The esoteric world of dreams has something more to communicate to us, according to Nathan Parker, instructor in the English Department. In his month-long poetic transcription of his dreams, he showcases some of what he calls communications from God. Dimensions away, God can only bridge this distance directly through our dreams as Parker interprets it. A long-time veteran of keeping up with dreams, Parker has been transcribing them since 2005 and hopes that this collection can help soothe all those hurt by this vast distance between them and God.
Remember Me to Miss Louisa, by Sharony Green
A history of the hidden interracial relationships in antebellum America, this book uses primary sources to tell of the complex connections between three different groups of Southern slave owners and freed African Americans. The first of these case studies discusses a Midwestern “fancy girl,” or enslaved woman sold for use as a prostitute or mistress, and how her relationship with her former master continued via letters.
“Mistress, first and foremost, referred to white women, of course, as in ‘mistress of the house.’ Less spoken of is the degree to which some women of color, even enslaved ones, manifested as being a ‘mistress,’ too,” said Dr. Green, professor of History.
However, some women of color manifested as mistresses to their white owners as well. The other two case studies discuss a New Orleans mistress, freed while her white master was on his deathbed, who fled to Cincinnati and joined a community of mixed race people there, and 10 enslaved children in Alabama who received their freedom and an inheritance from a white planter.
Winesburg, Indiana, by Michael Martone

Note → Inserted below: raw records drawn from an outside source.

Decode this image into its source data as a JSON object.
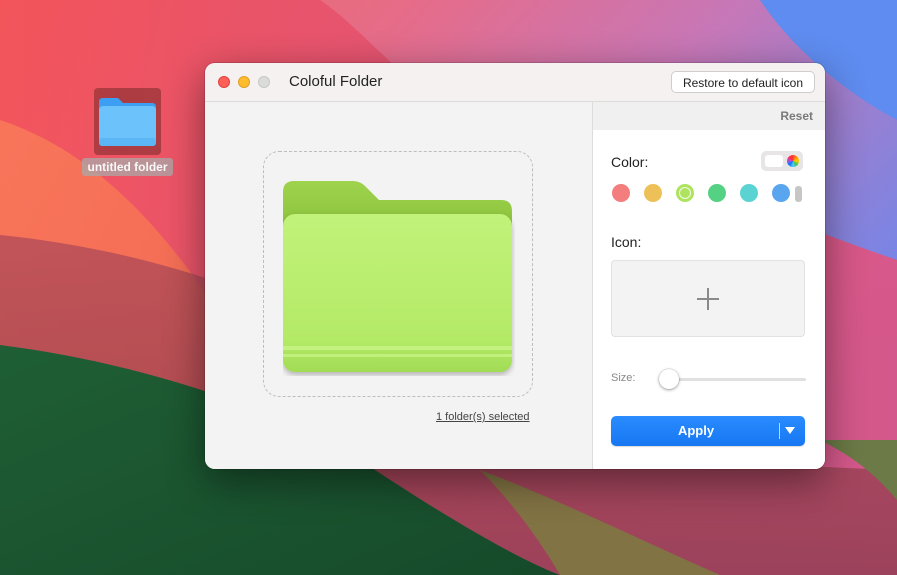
{
  "desktop": {
    "folder_label": "untitled folder"
  },
  "window": {
    "title": "Coloful Folder",
    "restore_label": "Restore to default icon",
    "status_link": "1 folder(s) selected",
    "preview_folder_color": "#b5ec6a"
  },
  "sidebar": {
    "reset_label": "Reset",
    "color_label": "Color:",
    "swatches": [
      {
        "name": "red",
        "hex": "#f47d7d"
      },
      {
        "name": "yellow",
        "hex": "#edc157",
        "selected": false
      },
      {
        "name": "lime",
        "hex": "#aee360",
        "selected": true
      },
      {
        "name": "green",
        "hex": "#55d184"
      },
      {
        "name": "teal",
        "hex": "#5cd3d3"
      },
      {
        "name": "blue",
        "hex": "#5aa6ee"
      }
    ],
    "icon_label": "Icon:",
    "size_label": "Size:",
    "size_value": 0,
    "apply_label": "Apply"
  },
  "colors": {
    "accent": "#1a7cf5"
  }
}
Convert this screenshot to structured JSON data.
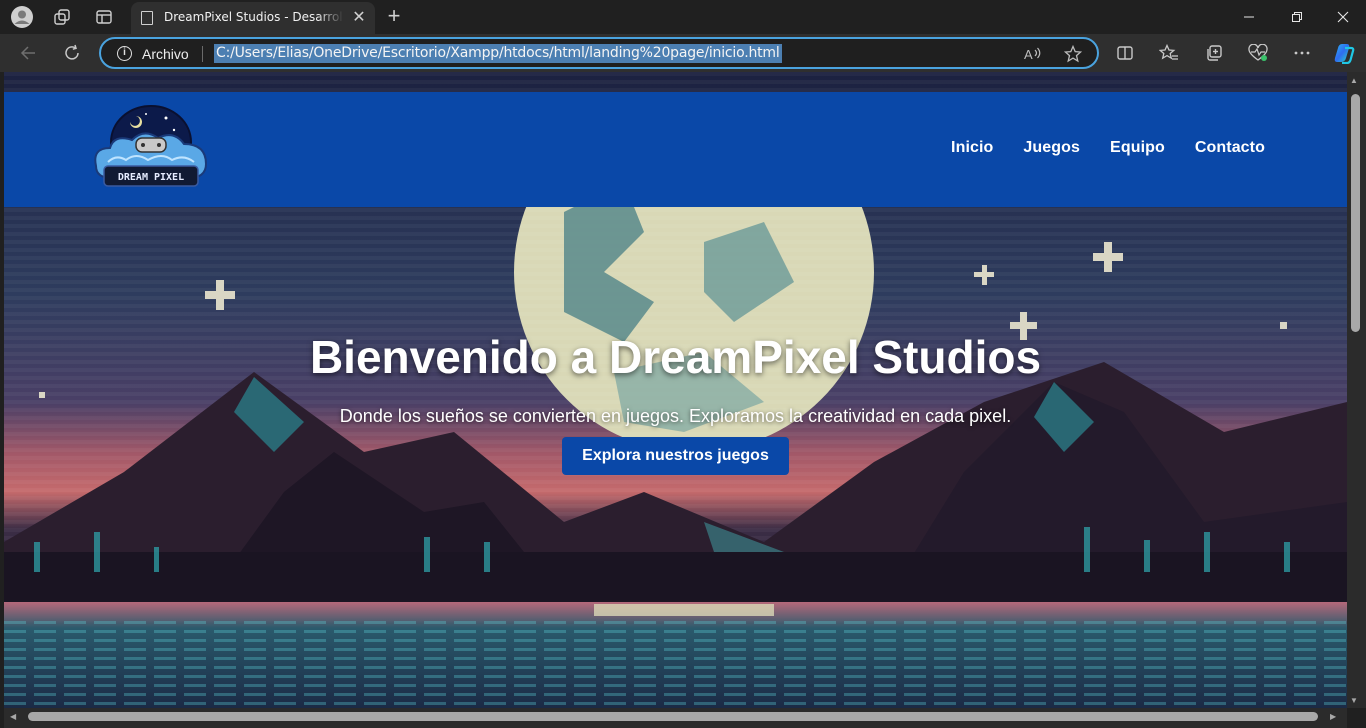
{
  "browser": {
    "tab_title": "DreamPixel Studios - Desarrollo de Videojuegos",
    "origin_label": "Archivo",
    "url": "C:/Users/Elias/OneDrive/Escritorio/Xampp/htdocs/html/landing%20page/inicio.html",
    "icons": {
      "profile": "profile-avatar-icon",
      "workspaces": "workspaces-icon",
      "tab_actions": "vertical-tabs-icon",
      "new_tab": "plus-icon",
      "back": "back-arrow-icon",
      "refresh": "refresh-icon",
      "read_aloud": "read-aloud-icon",
      "favorite": "star-icon",
      "split_screen": "split-screen-icon",
      "favorites_list": "favorites-icon",
      "collections": "collections-icon",
      "performance": "heart-pulse-icon",
      "menu": "more-dots-icon",
      "copilot": "copilot-icon"
    }
  },
  "site": {
    "logo_text": "DREAM PIXEL",
    "nav": [
      {
        "label": "Inicio"
      },
      {
        "label": "Juegos"
      },
      {
        "label": "Equipo"
      },
      {
        "label": "Contacto"
      }
    ],
    "hero": {
      "title": "Bienvenido a DreamPixel Studios",
      "subtitle": "Donde los sueños se convierten en juegos. Exploramos la creatividad en cada pixel.",
      "cta": "Explora nuestros juegos"
    },
    "colors": {
      "header": "#0a48a8",
      "button": "#0a48a8",
      "text": "#ffffff"
    }
  }
}
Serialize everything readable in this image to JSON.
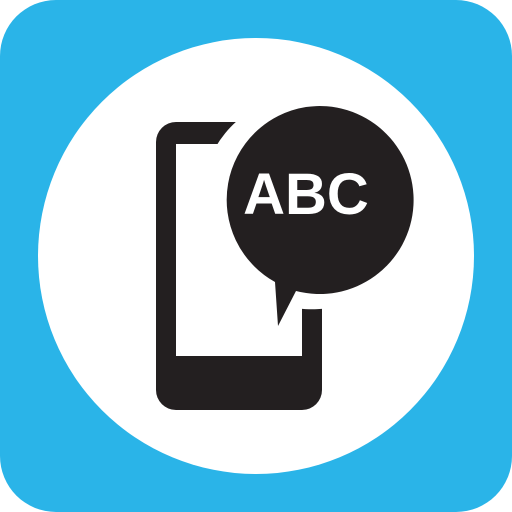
{
  "icon": {
    "name": "phone-speech-bubble-app-icon",
    "bubble_text": "ABC",
    "colors": {
      "background": "#2AB4E8",
      "circle": "#FFFFFF",
      "glyph": "#231F20",
      "bubble_text": "#FFFFFF"
    }
  }
}
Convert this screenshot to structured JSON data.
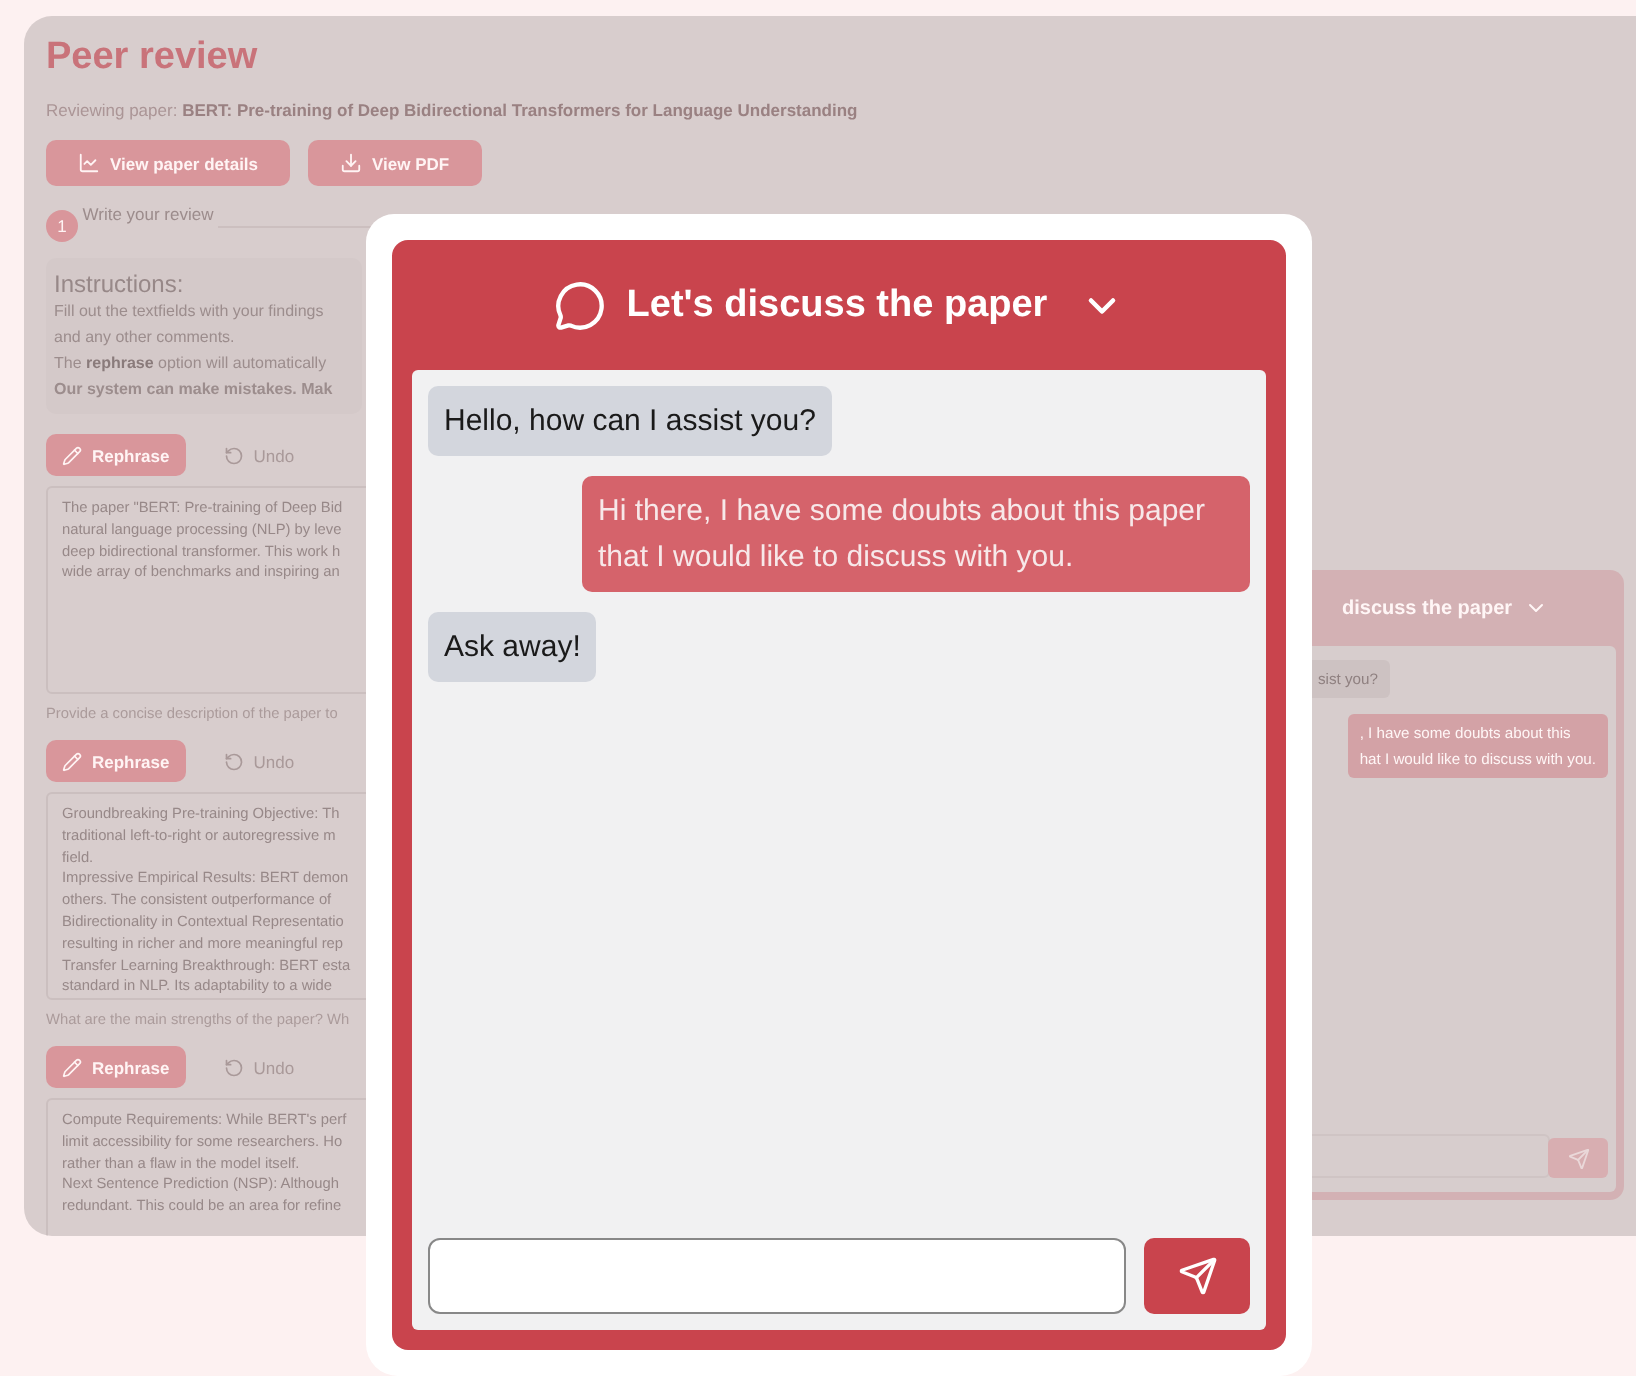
{
  "page": {
    "title": "Peer review",
    "subtitle": {
      "label": "Reviewing paper:",
      "paper": "BERT: Pre-training of Deep Bidirectional Transformers for Language Understanding"
    },
    "buttons": [
      {
        "kind": "chart",
        "label": "View paper details"
      },
      {
        "kind": "download",
        "label": "View PDF"
      }
    ],
    "steps": [
      {
        "number": "1",
        "label": "Write your review"
      }
    ],
    "instructions": {
      "heading": "Instructions:",
      "lines": [
        {
          "text": "Fill out the textfields with your findings",
          "bold": false
        },
        {
          "text": "and any other comments.",
          "bold": false
        },
        {
          "text": "The **rephrase** option will automatically",
          "bold": false
        },
        {
          "text": "Our system can make mistakes. Mak",
          "bold": true
        }
      ]
    },
    "sections": [
      {
        "rephrase": "Rephrase",
        "undo": "Undo",
        "lines": [
          "The paper \"BERT: Pre-training of Deep Bid",
          "natural language processing (NLP) by leve",
          "deep bidirectional transformer. This work h",
          "wide array of benchmarks and inspiring an"
        ],
        "hint": "Provide a concise description of the paper to"
      },
      {
        "rephrase": "Rephrase",
        "undo": "Undo",
        "lines": [
          "Groundbreaking Pre-training Objective: Th",
          "traditional left-to-right or autoregressive m",
          "field.",
          "Impressive Empirical Results: BERT demon",
          "others. The consistent outperformance of",
          "Bidirectionality in Contextual Representatio",
          "resulting in richer and more meaningful rep",
          "Transfer Learning Breakthrough: BERT esta",
          "standard in NLP. Its adaptability to a wide"
        ],
        "hint": "What are the main strengths of the paper? Wh"
      },
      {
        "rephrase": "Rephrase",
        "undo": "Undo",
        "lines": [
          "Compute Requirements: While BERT's perf",
          "limit accessibility for some researchers. Ho",
          "rather than a flaw in the model itself.",
          "Next Sentence Prediction (NSP): Although",
          "redundant. This could be an area for refine"
        ]
      }
    ],
    "side_chat": {
      "title": "discuss the paper",
      "messages": [
        {
          "kind": "bot",
          "lines": [
            "sist you?"
          ]
        },
        {
          "kind": "user",
          "lines": [
            ", I have some doubts about this",
            "hat I would like to discuss with you."
          ]
        }
      ]
    }
  },
  "chat": {
    "title": "Let's discuss the paper",
    "messages": [
      {
        "kind": "bot",
        "text": "Hello, how can I assist you?"
      },
      {
        "kind": "user",
        "text": "Hi there, I have some doubts about this paper that I would like to discuss with you."
      },
      {
        "kind": "bot",
        "text": "Ask away!"
      }
    ]
  }
}
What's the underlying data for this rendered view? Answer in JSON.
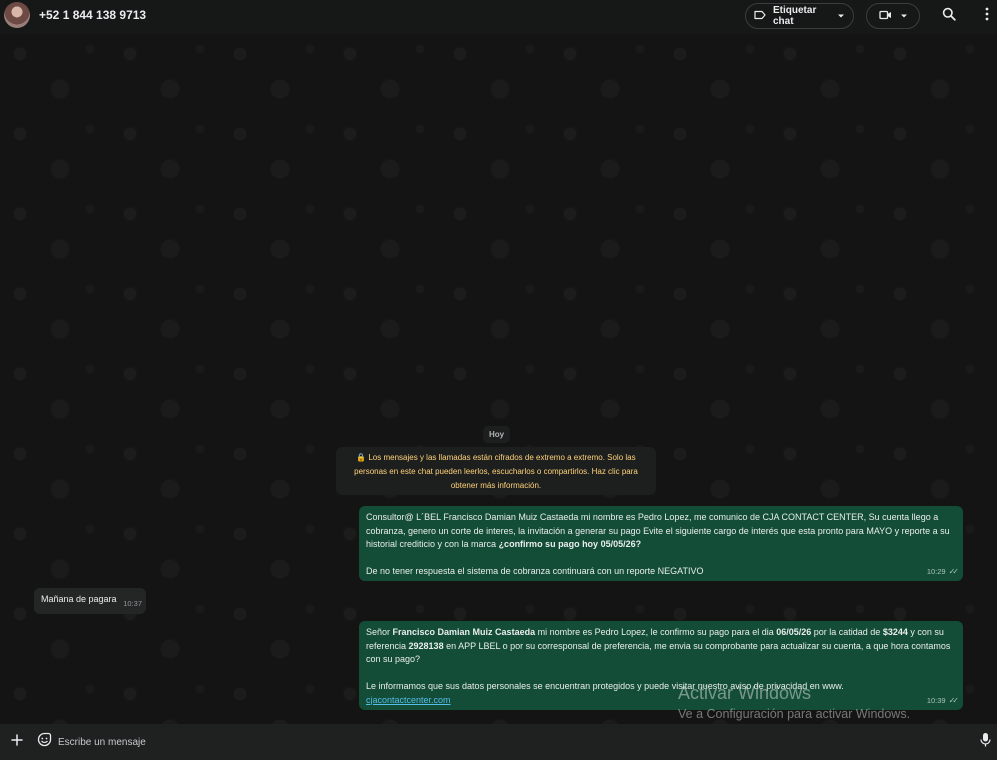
{
  "header": {
    "contact_name": "+52 1 844 138 9713",
    "label_button": "Etiquetar chat",
    "icons": [
      "avatar",
      "label-icon",
      "chevron-down-icon",
      "video-call-icon",
      "search-icon",
      "more-options-icon"
    ]
  },
  "chat": {
    "day_chip": "Hoy",
    "encryption_notice": "Los mensajes y las llamadas están cifrados de extremo a extremo. Solo las personas en este chat pueden leerlos, escucharlos o compartirlos. Haz clic para obtener más información.",
    "messages": [
      {
        "direction": "outgoing",
        "p1_a": "Consultor@ L´BEL Francisco Damian Muiz Castaeda mi nombre es Pedro Lopez, me comunico de CJA CONTACT CENTER, Su cuenta llego a cobranza, genero un corte de interes, la  invitación a generar su pago Evite el siguiente cargo de interés que esta pronto para MAYO y reporte a su historial crediticio y con la marca  ",
        "p1_bold": "¿confirmo su pago hoy 05/05/26?",
        "p2": "De no tener respuesta el sistema de cobranza continuará con un reporte NEGATIVO",
        "time": "10:29"
      },
      {
        "direction": "incoming",
        "text": "Mañana de pagara",
        "time": "10:37"
      },
      {
        "direction": "outgoing",
        "s1": "Señor ",
        "s2": "Francisco Damian Muiz Castaeda",
        "s3": " mi nombre es Pedro Lopez, le confirmo su pago para el dia ",
        "s4": "06/05/26",
        "s5": " por la catidad de ",
        "s6": "$3244",
        "s7": " y con su referencia ",
        "s8": "2928138",
        "s9": " en APP LBEL o por su corresponsal de preferencia, me envia su comprobante para actualizar su cuenta, a que hora contamos con su pago?",
        "p2": "Le informamos que sus datos personales se encuentran protegidos y puede visitar nuestro aviso de privacidad en www.",
        "link": "cjacontactcenter.com",
        "time": "10:39"
      }
    ]
  },
  "watermark": {
    "line1": "Activar Windows",
    "line2": "Ve a Configuración para activar Windows."
  },
  "composer": {
    "placeholder": "Escribe un mensaje",
    "icons": [
      "plus-icon",
      "emoji-sticker-icon",
      "microphone-icon"
    ]
  },
  "colors": {
    "outgoing_bubble": "#144d37",
    "incoming_bubble": "#242626",
    "notice_text": "#ffd279",
    "link": "#53bdeb"
  }
}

Telling the tale of a forgotten Midwest backwater by way of its extreme memoirs, Winesburg, Indiana is a collection of short stories written by Martone, University of Alabama professor of English, and other authors originally published in BOOTH magazine. Taking inspiration from both Winesburg, Ohio and Spoon River Anthology, these stories paint a picture of the dramatic interior lives of the fictional town’s residents, the tension between urban and rural life, and how the modern era can alienate even small town folk. This forgotten town includes ghost conjurers, cafeteria zombies, and a park custodian who cleans up aliens’ scat, and all within its lackluster borders serve to show that, just as Thoreau said, “most men lead lives of quiet desperation.”
Happily Ever After, by Catherine Roach
The romance story has a long history, with examples to be had from the Bible all the way to modern rom coms, but the tradition is most clearly continued in the romance novel. Catherine Roach, a New College professor of cultural studies and gender studies, alongside her romance-writing alter ego Catherine LaRoche, explains the particular hold these stories have on popular culture and how they form the backbone of much of today’s media. Both celebrated for their sexually liberating stories and derided for their frequent male-female pairings and glossy happy endings, the romance novel has maintained its popularity even today. In approaching them from both an academic and a writing viewpoint, Roach helps to explain how to understand the meaning of the romance novel and how it relates to many of the stories and narratives we hear every day.
Being and Becoming European in Poland, by Marysia Galbraith
Since joining the European Union in May of 2004, Poland has undergone a transformation of identity. While the country has always been a part of the continent of Europe, under the socialist government it had until 1989, it was politically very distinct from the countries west of it. Being European is not something modern Poles take for granted, Galbraith argues. The national identity of Poland is of a European country, but at the same time, the people are becoming European in the sense of integrating with the European Union and Western Europe. By using personal stories of people from Poland, Galbraith illustrates the shifting and complex attitudes towards the supranational identity known as European. Galbraith holds a joint appointment with New College and the Department of Anthropology.